How to complete this task :: Scan the records for "процессы" and copy each line that contains it.

*** Data records Section Begins ***

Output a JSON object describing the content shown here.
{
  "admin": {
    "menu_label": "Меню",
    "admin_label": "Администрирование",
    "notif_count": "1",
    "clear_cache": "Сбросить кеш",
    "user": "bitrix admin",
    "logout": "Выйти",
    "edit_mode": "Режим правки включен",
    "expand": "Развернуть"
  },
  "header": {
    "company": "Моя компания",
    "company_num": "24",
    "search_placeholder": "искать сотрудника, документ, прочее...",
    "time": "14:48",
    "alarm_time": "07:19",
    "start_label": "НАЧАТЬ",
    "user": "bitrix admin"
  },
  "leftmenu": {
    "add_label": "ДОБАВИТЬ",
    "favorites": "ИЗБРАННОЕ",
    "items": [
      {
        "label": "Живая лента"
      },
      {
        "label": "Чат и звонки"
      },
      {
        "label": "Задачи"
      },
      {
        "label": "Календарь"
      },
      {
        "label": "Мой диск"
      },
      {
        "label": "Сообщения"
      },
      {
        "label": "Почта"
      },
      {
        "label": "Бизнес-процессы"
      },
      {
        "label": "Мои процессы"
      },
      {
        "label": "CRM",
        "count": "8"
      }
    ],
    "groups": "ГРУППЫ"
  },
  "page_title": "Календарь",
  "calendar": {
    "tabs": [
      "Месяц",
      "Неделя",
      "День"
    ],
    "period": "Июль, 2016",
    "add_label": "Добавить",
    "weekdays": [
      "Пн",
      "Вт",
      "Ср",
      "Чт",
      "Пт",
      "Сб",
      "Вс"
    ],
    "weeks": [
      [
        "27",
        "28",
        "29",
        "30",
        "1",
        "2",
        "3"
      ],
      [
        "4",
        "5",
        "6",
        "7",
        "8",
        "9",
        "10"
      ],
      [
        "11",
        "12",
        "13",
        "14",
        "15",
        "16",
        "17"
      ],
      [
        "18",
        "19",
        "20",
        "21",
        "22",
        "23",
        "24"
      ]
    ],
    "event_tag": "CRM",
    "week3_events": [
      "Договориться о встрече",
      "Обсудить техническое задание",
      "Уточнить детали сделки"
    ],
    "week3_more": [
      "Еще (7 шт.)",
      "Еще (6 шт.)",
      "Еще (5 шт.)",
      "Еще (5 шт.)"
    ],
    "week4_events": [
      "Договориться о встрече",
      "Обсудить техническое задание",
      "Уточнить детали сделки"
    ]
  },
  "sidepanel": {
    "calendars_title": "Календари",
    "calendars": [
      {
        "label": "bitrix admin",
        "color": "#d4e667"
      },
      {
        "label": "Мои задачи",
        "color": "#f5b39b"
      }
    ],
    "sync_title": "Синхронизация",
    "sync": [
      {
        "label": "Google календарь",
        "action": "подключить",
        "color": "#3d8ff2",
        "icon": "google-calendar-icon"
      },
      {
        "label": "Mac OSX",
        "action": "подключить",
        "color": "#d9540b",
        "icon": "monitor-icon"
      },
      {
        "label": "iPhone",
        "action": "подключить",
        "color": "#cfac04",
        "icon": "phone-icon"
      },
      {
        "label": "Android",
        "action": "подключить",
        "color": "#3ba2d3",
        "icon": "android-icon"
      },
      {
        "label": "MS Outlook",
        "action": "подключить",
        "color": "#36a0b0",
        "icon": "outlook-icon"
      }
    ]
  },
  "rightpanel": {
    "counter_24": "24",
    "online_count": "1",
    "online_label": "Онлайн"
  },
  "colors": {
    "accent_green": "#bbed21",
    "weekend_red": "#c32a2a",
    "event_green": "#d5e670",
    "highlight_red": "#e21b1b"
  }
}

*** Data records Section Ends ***

Written solution ::
        "label": "Бизнес-процессы"
        "label": "Мои процессы"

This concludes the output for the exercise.